# INPUT DATA
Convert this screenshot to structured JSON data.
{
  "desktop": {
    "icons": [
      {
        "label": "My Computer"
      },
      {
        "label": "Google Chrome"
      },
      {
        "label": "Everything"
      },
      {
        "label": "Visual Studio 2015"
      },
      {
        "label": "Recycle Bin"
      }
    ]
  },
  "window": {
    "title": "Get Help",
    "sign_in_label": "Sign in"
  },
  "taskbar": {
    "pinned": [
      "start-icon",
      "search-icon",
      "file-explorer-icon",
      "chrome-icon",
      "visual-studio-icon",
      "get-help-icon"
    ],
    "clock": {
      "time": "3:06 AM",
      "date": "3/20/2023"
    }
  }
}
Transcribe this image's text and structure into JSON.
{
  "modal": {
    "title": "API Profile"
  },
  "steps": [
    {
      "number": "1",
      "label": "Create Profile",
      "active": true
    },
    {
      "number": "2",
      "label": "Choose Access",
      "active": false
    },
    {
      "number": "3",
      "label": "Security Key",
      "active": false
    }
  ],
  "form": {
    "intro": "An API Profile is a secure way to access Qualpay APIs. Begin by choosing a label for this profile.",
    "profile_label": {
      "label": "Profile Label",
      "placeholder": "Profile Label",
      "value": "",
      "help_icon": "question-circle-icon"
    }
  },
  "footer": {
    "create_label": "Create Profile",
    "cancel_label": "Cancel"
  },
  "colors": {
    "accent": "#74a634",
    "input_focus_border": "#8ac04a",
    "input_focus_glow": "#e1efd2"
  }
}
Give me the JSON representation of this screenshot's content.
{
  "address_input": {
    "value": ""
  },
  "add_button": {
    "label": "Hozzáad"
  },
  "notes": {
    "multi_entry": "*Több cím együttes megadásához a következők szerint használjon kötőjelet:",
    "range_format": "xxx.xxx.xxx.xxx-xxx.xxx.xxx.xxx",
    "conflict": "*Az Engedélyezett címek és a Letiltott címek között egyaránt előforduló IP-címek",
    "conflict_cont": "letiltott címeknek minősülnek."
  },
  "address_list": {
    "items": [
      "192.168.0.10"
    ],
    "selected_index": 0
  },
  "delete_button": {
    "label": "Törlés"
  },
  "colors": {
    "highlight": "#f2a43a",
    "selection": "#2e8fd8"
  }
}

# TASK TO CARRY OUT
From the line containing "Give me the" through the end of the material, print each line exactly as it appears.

# ANSWER AREA
Give me the JSON representation of this screenshot's content.
{
  "address_input": {
    "value": ""
  },
  "add_button": {
    "label": "Hozzáad"
  },
  "notes": {
    "multi_entry": "*Több cím együttes megadásához a következők szerint használjon kötőjelet:",
    "range_format": "xxx.xxx.xxx.xxx-xxx.xxx.xxx.xxx",
    "conflict": "*Az Engedélyezett címek és a Letiltott címek között egyaránt előforduló IP-címek",
    "conflict_cont": "letiltott címeknek minősülnek."
  },
  "address_list": {
    "items": [
      "192.168.0.10"
    ],
    "selected_index": 0
  },
  "delete_button": {
    "label": "Törlés"
  },
  "colors": {
    "highlight": "#f2a43a",
    "selection": "#2e8fd8"
  }
}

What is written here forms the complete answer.